> _What needs to be done_: Return each of the entries below precisely, with no pictures in the result.

Interface dataset entries
[Start of Attachment]

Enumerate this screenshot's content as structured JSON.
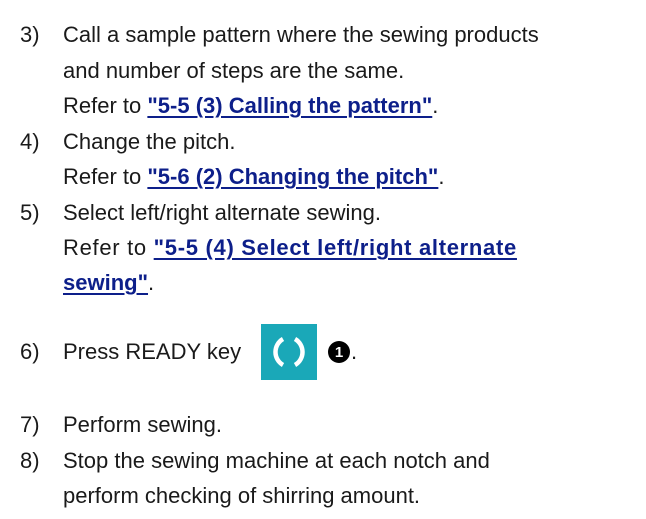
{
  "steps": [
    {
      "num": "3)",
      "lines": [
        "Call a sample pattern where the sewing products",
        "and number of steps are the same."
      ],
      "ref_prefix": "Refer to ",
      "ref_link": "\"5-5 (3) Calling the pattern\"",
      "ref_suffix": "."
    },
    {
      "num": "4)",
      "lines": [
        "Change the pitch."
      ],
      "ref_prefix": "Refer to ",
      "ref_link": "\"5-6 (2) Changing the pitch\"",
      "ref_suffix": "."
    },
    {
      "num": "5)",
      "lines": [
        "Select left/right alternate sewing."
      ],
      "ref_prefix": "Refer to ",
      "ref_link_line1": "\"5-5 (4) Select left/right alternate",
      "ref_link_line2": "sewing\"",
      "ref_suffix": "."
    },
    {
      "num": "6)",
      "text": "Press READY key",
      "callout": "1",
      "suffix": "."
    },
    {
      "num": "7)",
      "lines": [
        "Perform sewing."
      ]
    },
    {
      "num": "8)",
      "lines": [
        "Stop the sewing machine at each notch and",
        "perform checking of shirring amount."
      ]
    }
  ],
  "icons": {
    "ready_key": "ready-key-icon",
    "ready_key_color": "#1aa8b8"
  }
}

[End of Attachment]

> _Finished exercise_:
Enumerate this screenshot's content as structured JSON.
{
  "steps": [
    {
      "num": "3)",
      "lines": [
        "Call a sample pattern where the sewing products",
        "and number of steps are the same."
      ],
      "ref_prefix": "Refer to ",
      "ref_link": "\"5-5 (3) Calling the pattern\"",
      "ref_suffix": "."
    },
    {
      "num": "4)",
      "lines": [
        "Change the pitch."
      ],
      "ref_prefix": "Refer to ",
      "ref_link": "\"5-6 (2) Changing the pitch\"",
      "ref_suffix": "."
    },
    {
      "num": "5)",
      "lines": [
        "Select left/right alternate sewing."
      ],
      "ref_prefix": "Refer to ",
      "ref_link_line1": "\"5-5 (4) Select left/right alternate",
      "ref_link_line2": "sewing\"",
      "ref_suffix": "."
    },
    {
      "num": "6)",
      "text": "Press READY key",
      "callout": "1",
      "suffix": "."
    },
    {
      "num": "7)",
      "lines": [
        "Perform sewing."
      ]
    },
    {
      "num": "8)",
      "lines": [
        "Stop the sewing machine at each notch and",
        "perform checking of shirring amount."
      ]
    }
  ],
  "icons": {
    "ready_key": "ready-key-icon",
    "ready_key_color": "#1aa8b8"
  }
}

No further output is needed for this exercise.